Soldiers from the 44th Expeditionary Signal Battalion, 2nd Signal Brigade, set up two Secure Internet Protocol Router/Non-secure Internet Protocol Router (SIPR/NIPR) Access Point satellite terminals, or SNAPS, and two line-of-sight systems Wednesday at the 30th Signal Regiment's Training Area Windbreak in Bramcote. The Soldiers then explained the function and capabilities of each system and how they work together to build a secure, mobile and robust network to support the U.S. and its Allies anytime, anywhere.
Tuesday the U.S. Soldiers received similar training on British HF, satellite and line-of-sight signal systems from their partner unit, the 250th Gurkha Signal Squadron.
The two cross training events were part of Stoney Run, an annual U.S.-U.K. signal exercise designed to test and validate communications and network capabilities, and enhance interoperability and partner capacity between the two NATO Allies.

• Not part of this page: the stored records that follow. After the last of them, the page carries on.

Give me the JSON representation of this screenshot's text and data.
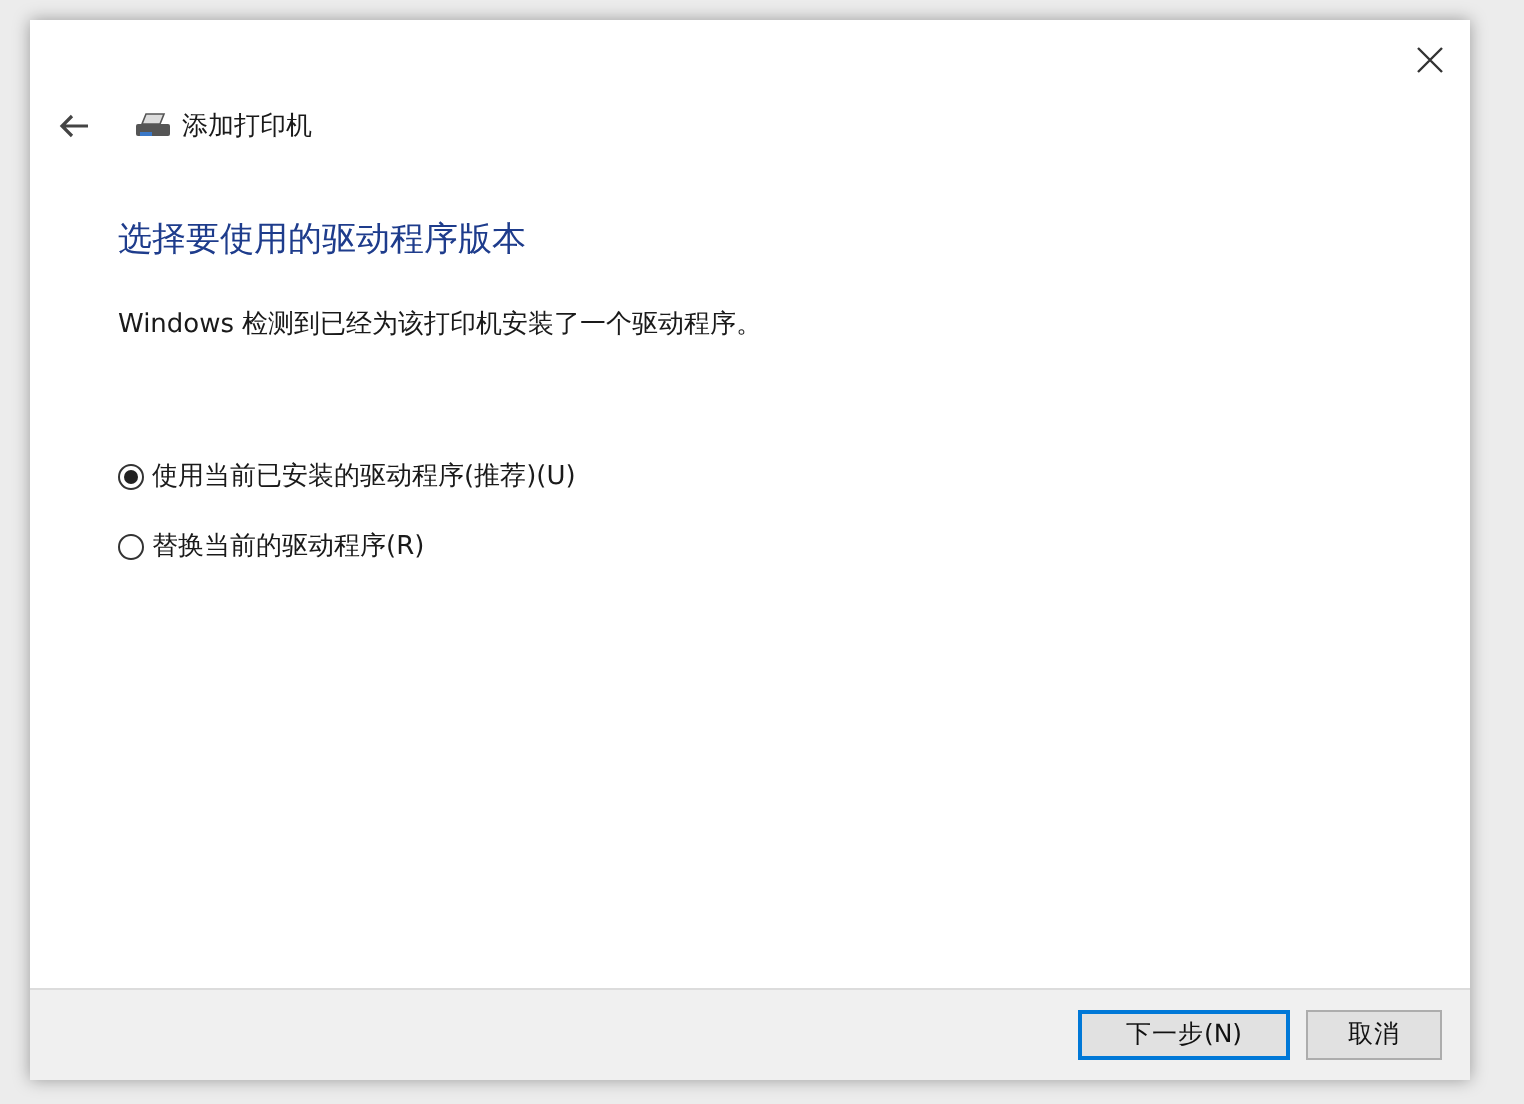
{
  "window": {
    "title": "添加打印机"
  },
  "heading": "选择要使用的驱动程序版本",
  "description": "Windows 检测到已经为该打印机安装了一个驱动程序。",
  "options": [
    {
      "label": "使用当前已安装的驱动程序(推荐)(U)",
      "selected": true
    },
    {
      "label": "替换当前的驱动程序(R)",
      "selected": false
    }
  ],
  "buttons": [
    {
      "label": "下一步(N)",
      "kind": "default"
    },
    {
      "label": "取消",
      "kind": "normal"
    }
  ]
}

While the main part of Stoney Run is taking place in Grafenwoehr, Germany, this year marks the first time the 44th ESB has sent signal assets to train and support the exercise from the U.K. A convoy from the unit arrived in England Sunday after traveling 1,456 kilometers (905 miles) across three countries on 72-hour notice.
Pfc. Jordan Johnson, a SNAP operator in Company B, 44th ESB, said working closely with the British during the exercise helps build familiarity between systems and Allies, and increases deployment preparation and readiness on both sides.

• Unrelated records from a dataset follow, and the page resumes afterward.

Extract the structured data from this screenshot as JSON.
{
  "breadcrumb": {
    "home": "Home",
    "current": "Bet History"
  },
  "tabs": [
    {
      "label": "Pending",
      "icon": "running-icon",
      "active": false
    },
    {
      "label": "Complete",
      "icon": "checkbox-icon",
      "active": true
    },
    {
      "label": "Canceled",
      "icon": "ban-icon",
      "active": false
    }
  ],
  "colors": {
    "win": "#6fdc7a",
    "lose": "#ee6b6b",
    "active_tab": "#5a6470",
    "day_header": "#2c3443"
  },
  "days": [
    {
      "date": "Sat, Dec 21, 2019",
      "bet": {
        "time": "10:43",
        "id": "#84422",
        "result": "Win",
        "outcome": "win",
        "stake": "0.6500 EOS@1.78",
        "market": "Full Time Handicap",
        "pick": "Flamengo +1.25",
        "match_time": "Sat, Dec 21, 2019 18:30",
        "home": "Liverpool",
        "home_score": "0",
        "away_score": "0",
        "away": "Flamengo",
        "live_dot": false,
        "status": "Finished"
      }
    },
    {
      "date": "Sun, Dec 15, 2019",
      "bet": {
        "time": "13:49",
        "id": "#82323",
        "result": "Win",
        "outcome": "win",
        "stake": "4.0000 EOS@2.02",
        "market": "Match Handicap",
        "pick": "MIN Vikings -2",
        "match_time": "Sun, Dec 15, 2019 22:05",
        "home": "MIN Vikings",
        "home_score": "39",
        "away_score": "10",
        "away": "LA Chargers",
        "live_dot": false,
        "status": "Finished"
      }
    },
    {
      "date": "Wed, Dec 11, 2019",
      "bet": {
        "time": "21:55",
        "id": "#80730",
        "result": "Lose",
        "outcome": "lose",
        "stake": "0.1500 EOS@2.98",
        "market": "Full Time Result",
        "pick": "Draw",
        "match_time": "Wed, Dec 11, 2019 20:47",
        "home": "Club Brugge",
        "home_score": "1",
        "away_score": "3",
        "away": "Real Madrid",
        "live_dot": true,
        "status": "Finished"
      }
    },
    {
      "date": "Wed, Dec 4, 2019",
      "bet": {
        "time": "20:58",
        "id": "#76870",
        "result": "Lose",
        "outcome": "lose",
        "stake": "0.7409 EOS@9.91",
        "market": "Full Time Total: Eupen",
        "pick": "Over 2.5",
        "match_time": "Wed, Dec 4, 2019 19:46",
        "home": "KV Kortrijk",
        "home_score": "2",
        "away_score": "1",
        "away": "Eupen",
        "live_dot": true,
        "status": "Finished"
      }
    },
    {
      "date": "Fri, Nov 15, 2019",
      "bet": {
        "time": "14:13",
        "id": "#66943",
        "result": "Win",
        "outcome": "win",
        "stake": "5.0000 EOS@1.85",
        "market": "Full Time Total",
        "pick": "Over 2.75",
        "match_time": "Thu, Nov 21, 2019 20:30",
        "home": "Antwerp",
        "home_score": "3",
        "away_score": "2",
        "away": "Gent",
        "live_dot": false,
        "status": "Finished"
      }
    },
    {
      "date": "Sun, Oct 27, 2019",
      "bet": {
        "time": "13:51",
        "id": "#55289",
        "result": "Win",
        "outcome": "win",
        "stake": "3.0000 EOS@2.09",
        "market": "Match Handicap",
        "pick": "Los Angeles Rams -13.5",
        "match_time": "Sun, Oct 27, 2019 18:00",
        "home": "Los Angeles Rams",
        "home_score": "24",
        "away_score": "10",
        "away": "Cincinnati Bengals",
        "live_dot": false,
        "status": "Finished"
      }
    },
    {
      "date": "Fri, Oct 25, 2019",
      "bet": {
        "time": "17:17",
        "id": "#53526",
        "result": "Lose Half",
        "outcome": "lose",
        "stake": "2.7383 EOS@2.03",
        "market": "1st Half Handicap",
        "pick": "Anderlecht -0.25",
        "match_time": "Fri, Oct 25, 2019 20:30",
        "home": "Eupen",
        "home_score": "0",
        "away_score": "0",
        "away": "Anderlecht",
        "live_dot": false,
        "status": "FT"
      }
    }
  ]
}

"I've learned a lot more knowledge than I would just reading from a book. When you're actually working with people and you're getting to be more hands on, I think that greatly enhances the overall knowledge of our Army," Johnson said.
Maj. John Walton, commander of the 250th Gurkha Signal Squadron, said the Stoney Run exercise allows his Soldiers to understand how different pieces of equipment work together and how U.S. Army signal teams are structured, which has benefits for future exercises or operational deployments.
"The main reason for the exercise is to build interoperability, which is one of the British Army's key objectives with our American Allies from an equipment perspective, but also from a social perspective," Walton said.
The Allies will build relationships through a social gathering, teambuilding events such as basketball and joint physical training, and cultural awareness and education visits to major cities and sites such as London, York and Shakespeare's birthplace in Stratford-upon-Avon.
"You're able to build bonds that reach out further than the Army, so if you ever needed people that you could depend on in this country, you would have people you could go to," Johnson said of working with the British.
2nd Lt. Cye Heatherly, a platoon leader in Company B, 44th ESB, said the benefits of Stoney Run extend far beyond the technical elements of the exercise.
"Our goal is to strengthen our partnership with our British Allies and to build relationships, interoperability and a Strong Europe," Heatherly said.
The 44th ESB Soldiers will provide logistical support to the 250th Gurkha Signal Squadron during exercise Stoney Run through June 13. The unit's two SNAPS and two line-of-sight systems will allow U.S. and British systems to pass voice and data across a shared network and communicate between units in the U.K. and Germany.
5th Signal Command (Theater) builds, operates and defends network capabilities to enable mission command and create tactical, operational and strategic flexibility for the Army, Joint and Multinational forces in the EUCOM and AFRICOM areas of responsibility.
2nd Signal Brigade builds, operates and defends Mission Command System and Networks in order to support unified action anytime, anywhere.